- Business owners refusing to provide insurance coverage for contraception for their employees
- Graduate students, training to be social workers, refusing to counsel gay people
- Pharmacies turning away women seeking to fill birth control prescriptions
- Bridal salons, photo studios, and reception halls closing their doors to same-sex couples planning their weddings
While the situations may differ, one thing remains the same: Religion is being used as an excuse to discriminate against and harm others.

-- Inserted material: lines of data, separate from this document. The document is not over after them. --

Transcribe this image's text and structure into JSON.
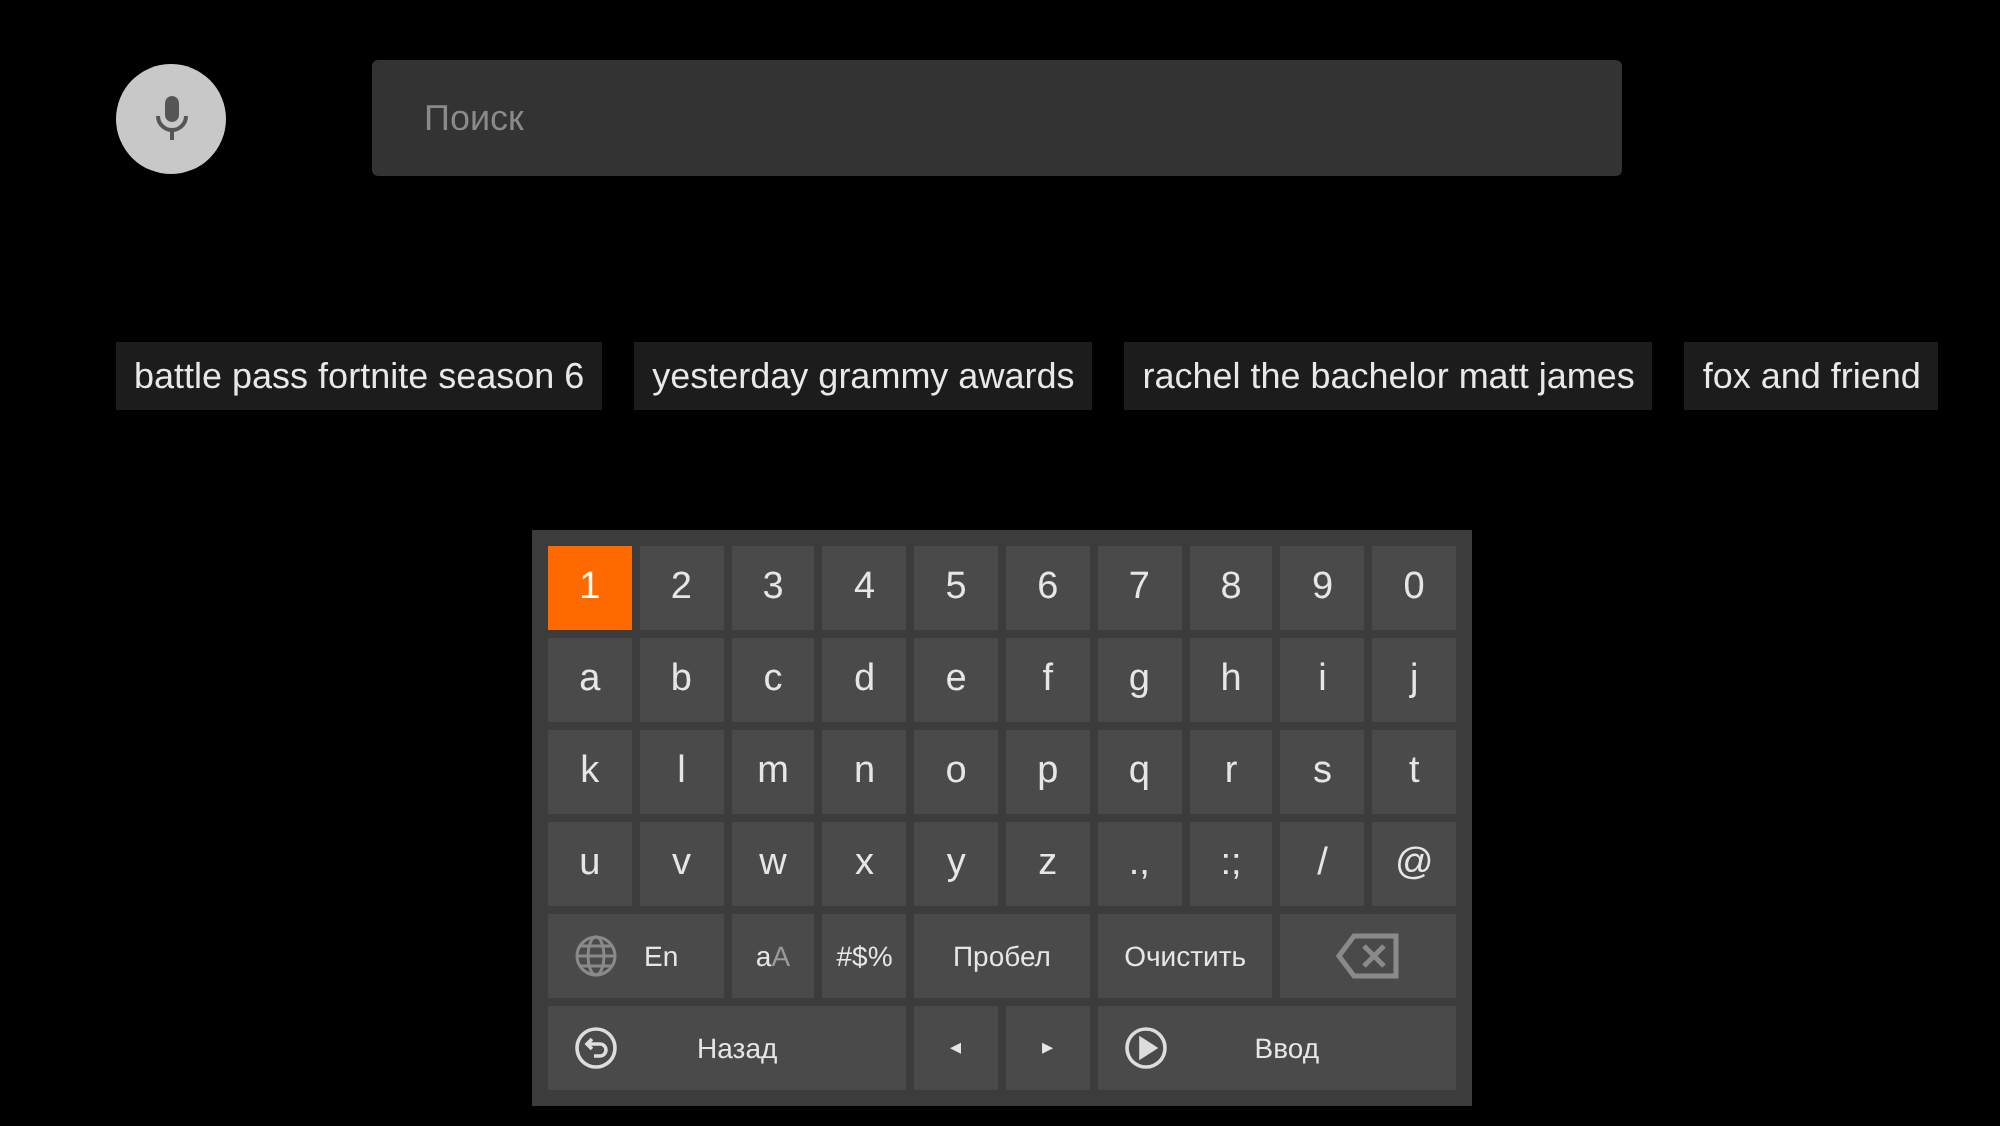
{
  "search": {
    "placeholder": "Поиск"
  },
  "suggestions": [
    "battle pass fortnite season 6",
    "yesterday grammy awards",
    "rachel the bachelor matt james",
    "fox and friend"
  ],
  "keyboard": {
    "keys": [
      {
        "kind": "char",
        "label": "1",
        "selected": true
      },
      {
        "kind": "char",
        "label": "2",
        "selected": false
      },
      {
        "kind": "char",
        "label": "3",
        "selected": false
      },
      {
        "kind": "char",
        "label": "4",
        "selected": false
      },
      {
        "kind": "char",
        "label": "5",
        "selected": false
      },
      {
        "kind": "char",
        "label": "6",
        "selected": false
      },
      {
        "kind": "char",
        "label": "7",
        "selected": false
      },
      {
        "kind": "char",
        "label": "8",
        "selected": false
      },
      {
        "kind": "char",
        "label": "9",
        "selected": false
      },
      {
        "kind": "char",
        "label": "0",
        "selected": false
      },
      {
        "kind": "char",
        "label": "a",
        "selected": false
      },
      {
        "kind": "char",
        "label": "b",
        "selected": false
      },
      {
        "kind": "char",
        "label": "c",
        "selected": false
      },
      {
        "kind": "char",
        "label": "d",
        "selected": false
      },
      {
        "kind": "char",
        "label": "e",
        "selected": false
      },
      {
        "kind": "char",
        "label": "f",
        "selected": false
      },
      {
        "kind": "char",
        "label": "g",
        "selected": false
      },
      {
        "kind": "char",
        "label": "h",
        "selected": false
      },
      {
        "kind": "char",
        "label": "i",
        "selected": false
      },
      {
        "kind": "char",
        "label": "j",
        "selected": false
      },
      {
        "kind": "char",
        "label": "k",
        "selected": false
      },
      {
        "kind": "char",
        "label": "l",
        "selected": false
      },
      {
        "kind": "char",
        "label": "m",
        "selected": false
      },
      {
        "kind": "char",
        "label": "n",
        "selected": false
      },
      {
        "kind": "char",
        "label": "o",
        "selected": false
      },
      {
        "kind": "char",
        "label": "p",
        "selected": false
      },
      {
        "kind": "char",
        "label": "q",
        "selected": false
      },
      {
        "kind": "char",
        "label": "r",
        "selected": false
      },
      {
        "kind": "char",
        "label": "s",
        "selected": false
      },
      {
        "kind": "char",
        "label": "t",
        "selected": false
      },
      {
        "kind": "char",
        "label": "u",
        "selected": false
      },
      {
        "kind": "char",
        "label": "v",
        "selected": false
      },
      {
        "kind": "char",
        "label": "w",
        "selected": false
      },
      {
        "kind": "char",
        "label": "x",
        "selected": false
      },
      {
        "kind": "char",
        "label": "y",
        "selected": false
      },
      {
        "kind": "char",
        "label": "z",
        "selected": false
      },
      {
        "kind": "char",
        "label": ".,",
        "selected": false
      },
      {
        "kind": "char",
        "label": ":;",
        "selected": false
      },
      {
        "kind": "char",
        "label": "/",
        "selected": false
      },
      {
        "kind": "char",
        "label": "@",
        "selected": false
      },
      {
        "kind": "language",
        "label": "En",
        "selected": false
      },
      {
        "kind": "case",
        "label": "a",
        "label_upper": "A",
        "selected": false
      },
      {
        "kind": "symbols",
        "label": "#$%",
        "selected": false
      },
      {
        "kind": "wide",
        "label": "Пробел",
        "selected": false
      },
      {
        "kind": "wide",
        "label": "Очистить",
        "selected": false
      },
      {
        "kind": "backspace",
        "selected": false
      },
      {
        "kind": "back",
        "label": "Назад",
        "selected": false
      },
      {
        "kind": "left",
        "label": "◂",
        "selected": false
      },
      {
        "kind": "right",
        "label": "▸",
        "selected": false
      },
      {
        "kind": "enter",
        "label": "Ввод",
        "selected": false
      }
    ]
  }
}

Instances of institutions and individuals claiming a right to discriminate in the name of religion are not new. In the 1960s, we saw objections to laws requiring integration in restaurants because of sincerely held beliefs that God wanted the races to be separate. We saw religiously affiliated universities refuse to admit students who engaged in interracial dating. In those cases, we recognized that requiring integration was not about violating religious liberty; it was about ensuring fairness. It is no different today.
Religious freedom in America means that we all have a right to our religious beliefs, but this does not give us the right to use our religion to discriminate against and impose those beliefs on others who do not share them.
Through litigation, advocacy, and public education, the ACLU works to defend religious liberty and ensure that no one is discriminated against or denied services because of someone else’s religious beliefs.
If you've been discriminated against based on sexual orientation, gender identity, or HIV status, the ACLU wants to hear about it.